The new process is different from a DMCA and will start with a warning instead of a penalty. When a rights holder reports a stream, Twitch will issue a warning and remove the clips containing unauthorized music. In case of a flagrant violation — say, the rebroadcasting of concerts and the leak of unreleased tracks — then Twitch may issue a penalty outright, depending on the user’s history.
In its email, Twitch says the new process is more forgiving of users who may have inadvertently caught music they have no authority to use in their streams. Mike Futter of Virtual Economy Podcast notes, though, that the new process just makes it easier for music publishers to flag users and that it doesn’t make things better for creators. Streamers can’t dispute a report if they’re flagged for violation, since Twitch will just remove their videos. Even users who’ve previously secured the rights to use a piece of music can get their content deleted if they’re falsely flagged.

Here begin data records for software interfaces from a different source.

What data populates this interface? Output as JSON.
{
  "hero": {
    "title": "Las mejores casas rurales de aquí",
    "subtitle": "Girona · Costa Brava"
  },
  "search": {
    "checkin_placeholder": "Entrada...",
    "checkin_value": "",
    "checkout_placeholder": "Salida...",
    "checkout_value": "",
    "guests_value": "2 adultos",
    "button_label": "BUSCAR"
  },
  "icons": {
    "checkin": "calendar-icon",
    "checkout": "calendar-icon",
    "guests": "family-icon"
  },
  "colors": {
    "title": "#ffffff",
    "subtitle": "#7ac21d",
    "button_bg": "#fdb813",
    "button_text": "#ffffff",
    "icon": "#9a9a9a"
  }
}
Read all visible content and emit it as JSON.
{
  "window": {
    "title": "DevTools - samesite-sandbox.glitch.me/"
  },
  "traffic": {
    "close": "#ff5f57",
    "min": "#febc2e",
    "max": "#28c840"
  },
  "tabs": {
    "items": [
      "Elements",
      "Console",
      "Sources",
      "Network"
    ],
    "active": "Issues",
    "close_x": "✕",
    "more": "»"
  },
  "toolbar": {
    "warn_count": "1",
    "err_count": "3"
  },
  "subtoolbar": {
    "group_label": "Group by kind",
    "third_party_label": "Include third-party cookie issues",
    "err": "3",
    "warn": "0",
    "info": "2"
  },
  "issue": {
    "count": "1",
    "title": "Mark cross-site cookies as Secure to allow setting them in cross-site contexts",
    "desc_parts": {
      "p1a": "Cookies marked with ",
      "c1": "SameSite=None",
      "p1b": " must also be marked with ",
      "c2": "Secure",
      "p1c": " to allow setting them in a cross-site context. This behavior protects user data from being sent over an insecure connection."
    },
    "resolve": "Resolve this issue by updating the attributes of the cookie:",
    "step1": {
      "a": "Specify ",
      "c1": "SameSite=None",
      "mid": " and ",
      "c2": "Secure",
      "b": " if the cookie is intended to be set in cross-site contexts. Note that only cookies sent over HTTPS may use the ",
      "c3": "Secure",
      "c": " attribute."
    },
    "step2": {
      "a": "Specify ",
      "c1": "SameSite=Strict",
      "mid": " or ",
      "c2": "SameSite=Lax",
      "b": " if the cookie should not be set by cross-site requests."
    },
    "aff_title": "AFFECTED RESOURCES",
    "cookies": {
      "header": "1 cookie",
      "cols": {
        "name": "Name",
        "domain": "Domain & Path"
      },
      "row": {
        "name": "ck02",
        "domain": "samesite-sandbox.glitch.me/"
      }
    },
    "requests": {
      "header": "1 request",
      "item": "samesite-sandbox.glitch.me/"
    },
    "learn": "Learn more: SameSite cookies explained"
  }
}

Billboard says, however, that Twitch and the NMPA also agreed on a time window to hash out how music will be handled on the platform going forward. Twitch is reportedly offering NMPA members an opt-in deal allowing future collaborations. As for the new reporting process, the platform told creators that it has more information to share in the coming weeks.
All products recommended by Engadget are selected by our editorial team, independent of our parent company. Some of our stories include affiliate links. If you buy something through one of these links, we may earn an affiliate commission.
social experiment by Livio Acerbo #greengroundit #engadget https://www.engadget.com/twitch-deal-nmpa-044806416.html?src=rss